Urban polemicist James Howard Kunstler believes that people will be living a lot differently in the U.S.A. during the coming years. Financial distress and energy scarcity are just two forces that may dictate Americans re-inhabit the centers of our smaller cities. But contrary to prevailing suburban notions of our times, life in an activated urban center - at a smaller scale - is delightful. The more activated these places become, the more desirable it will be to be in them.
Kunstler feels that Troy, N.Y., with its currently population of 50,000, has many characteristics that make it a universal stand-in for every small American city. But he also believes there are aspects that make Troy uniquely poised for a genuine comeback.
For this pilot episode of A Small American City, Kunstler joins host Duncan Crary for a special, introductory conversation about small cities, Troy, N.Y. and the urban fabric. From 2008 to 2012, Crary and Kunstler produced the popular podcast series, The KunstlerCast, a weekly conversation about "the tragic comedy of suburban sprawl." During their run, the two often used Crary’s home city of Troy, N.Y. as an informal laboratory to illustrate and observe the urban design, energy and economic issues of the times.
Now, after completing what he considers an "intellectual apprenticeship," Crary will be setting off alone to continue exploring the urban organism. The episode begins with an excerpt from an essay by Crary about his time spent learning from Kunstler and living in Troy, NY. It first appeared in print as the concluding chapter of Crary's book, The KunstlerCast: Conversations with James Howard Kunstler…the tragic comedy of suburban sprawl, (New Society Publishers, 2011).

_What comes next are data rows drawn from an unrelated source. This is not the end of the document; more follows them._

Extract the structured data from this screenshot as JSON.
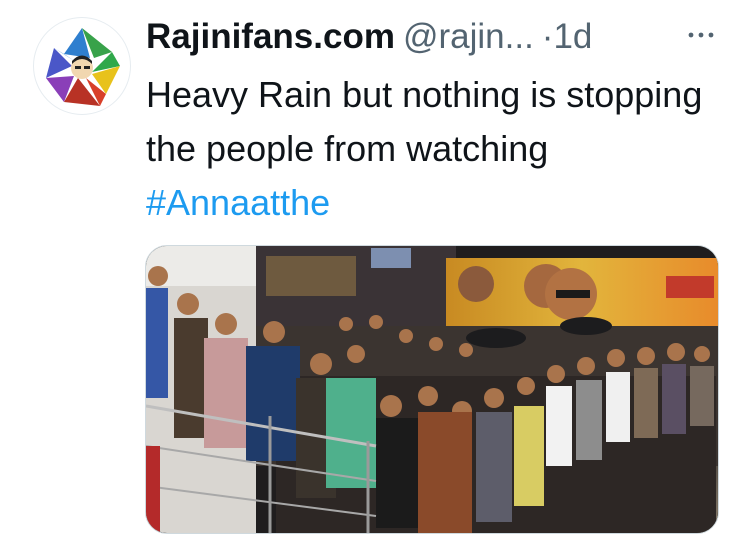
{
  "tweet": {
    "display_name": "Rajinifans.com",
    "handle": "@rajin...",
    "separator": "·",
    "time": "1d",
    "text_prefix": "Heavy Rain but nothing is stopping the people from watching ",
    "hashtag": "#Annaatthe"
  },
  "icons": {
    "avatar": "star-logo-icon",
    "more": "more-horizontal-icon"
  },
  "colors": {
    "hashtag": "#1d9bf0",
    "meta_text": "#536471",
    "body_text": "#0f1419"
  }
}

ABOUT JAMES HOWARD KUNSTLER
James Howard Kunstler is the author of "The Geography of Nowhere," "Home From Nowhere," "The City in Mind," "The Long Emergency" and "Too Much Magic." He has written more than a dozen novels, including "World Made By Hand" and "The Witch of Hebron." He lives in Washington County (one county north of Troy).
MUSIC IN THIS EPISODE
The song featured in this episode, used by permission, is "After the Great Flood of Troy," by The Parlor (formerly known as We are Jeneric), from the album "Hansel & Gretel; Stories from the Stove," (released: March 1, 2007)